So I’m on week 3 of 18 of training for the California International Marathon, and I have no idea what my marathon goal time will be.
That’s a good thing.
Last year I set the goal of a 3:30-3:34 marathon time for my first marathon, the Portland Marathon, in a hope that I would BQ. This goal was established and declared before I even began marathon training. While I don’t regret setting a lofty goal that I later missed – I’m glad that I tried – this time around, I’m waiting a bit until I set my goal for this marathon and placing less pressure on myself around my marathon goal time.
Letting Go of Self-Imposed Expectations
I will never be the type of personality to not set a goal and work hard to achieve it. I thrive on that process. But I used to be the type to set hard expectations on myself to achieve a specific goal on a specific timeline. When I missed those goals (which happens!) I would not be very kind to myself.
Over the past year, I’ve found that letting go of goals – not stressing about achieving them on a certain timeline – has helped me reach them. Running a sub-1:40 half marathon was one of my goals for 2016, but I didn’t set it for the Lake Sammamish Half Marathon until my training indicated that it was a realistic goal. Letting go of goals helped me enjoy a training cycle and pushing myself in my running- without any self-imposed pressure early on in training.
I want to give my marathon training and the marathon itself the best effort I possibly can. I don’t want to begin training with an expectation – whether it’s realistic or not – of where I will physically be 16 weeks from now.
That’s the beautiful, humbling experience of the marathon: you can’t control it. You can’t predict it. You can only train hard and give your best with the circumstances presented to you on race day.
Desi Linden said regarding her seventh place finish at the 2016 Olympic Women’s Marathon: “I put everything out there. I’m not upset at all…we went all in. And that’s as good as I am.”
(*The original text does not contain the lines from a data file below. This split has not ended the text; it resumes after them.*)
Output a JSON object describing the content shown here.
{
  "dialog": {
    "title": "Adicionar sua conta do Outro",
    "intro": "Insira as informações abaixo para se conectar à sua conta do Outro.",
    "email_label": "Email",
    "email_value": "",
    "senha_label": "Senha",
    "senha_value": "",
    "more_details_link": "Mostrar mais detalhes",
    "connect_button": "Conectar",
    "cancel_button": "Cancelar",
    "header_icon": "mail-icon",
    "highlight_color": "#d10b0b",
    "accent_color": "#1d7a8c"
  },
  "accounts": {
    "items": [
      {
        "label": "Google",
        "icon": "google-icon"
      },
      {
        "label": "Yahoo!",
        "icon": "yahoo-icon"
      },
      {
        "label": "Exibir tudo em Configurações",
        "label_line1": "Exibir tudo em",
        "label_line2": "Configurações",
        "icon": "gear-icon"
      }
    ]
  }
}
That’s what I want to say at the end of each race. Not I suck because I didn’t achieve my goal or I achieved my goal but I could have done better… but rather, That’s as good as I am because I gave it my best.
Training with the Appropriate Physiological Parameters
Now, let’s get sciencey, because you know I can’t resist delving into the science behind training.
Jeff Gaudette, the head coach over at Runners Connect, explains the importance of setting the right marathon goal time. Your marathon pace is approximately the same as your aerobic threshold, so you want to set a goal marathon pace that is near your aerobic threshold.
Coach Jeff posits, “Aerobic threshold is defined as the fastest pace you can run while using the aerobic system as the primary energy pathway. Aerobic threshold is important because it’s the pace that is the perfect balance between fat and carbohydrate utilization…To target aerobic threshold you need to run at aerobic threshold pace, which is roughly current marathon pace. If you run too fast you’ll actually be running a lactate or anaerobic threshold run – a workout that targets a different energy system.” (Source)
If you were to set 3:20 as your marathon goal time (7:37/mile average pace) but your aerobic threshold is actually an 8:00 min/mile (3:30 marathon), 7:37 would be closer to your current half marathon pace.
That means you’ll be training closer to your lactate threshold during all of your aerobic threshold/marathon pace workouts – and thus not training effectively. You may get faster, but you may also overtrain and you certainly won’t be improving your marathon specific fitness.
Of course, you will improve over the course of a training cycle, usually about 2-6% depending on a variety of factors. However, you can’t quite predict how exactly training will go over 16-20 weeks (because a lot can happen in that time!). The best approach is to begin training from where your fitness currently is and see how you improve over the weeks of training before setting a marathon goal time.
How and When Should You Set Your Marathon Goal Time?
Just because you don’t set time goals early on in marathon training doesn’t mean you should avoid marathon effort workouts during those early weeks of training.
Your aerobic threshold is roughly your marathon pace, so you want to train at your aerobic threshold in order to train your specific endurance fitness for the marathon. Additionally, doing marathon effort/aerobic threshold runs will give you a strong idea of what pace correlates with your aerobic threshold. From these workouts, you will know what pace you can realistically set as a marathon goal time when your race approaches.
Marathon pace won’t feel super easy in training – nor should it – but it also should not feel hard. In terms of perceived effort, your aerobic threshold should feel like a moderate effort – only a slight aerobic strain (about a 4 out of 10 RPE).
If you’re running by perceived effort, your breathing will be slightly elevated but not labored. Aim for a breathing rhythm of about 3 counts on the inhale and 2-3 counts exhale.
As of now, just half of a month (a fraction of a training cycle) into marathon training, I don’t have a time goal in mind. Maybe on race day I’ll run a 3:28, maybe I’ll run a 3:48. My focus for now instead is to train hard, give my best effort each day, and enjoy the journey that is marathon training.
How do you set your goals for races?
Have you ever missed a big time goal? How did you react?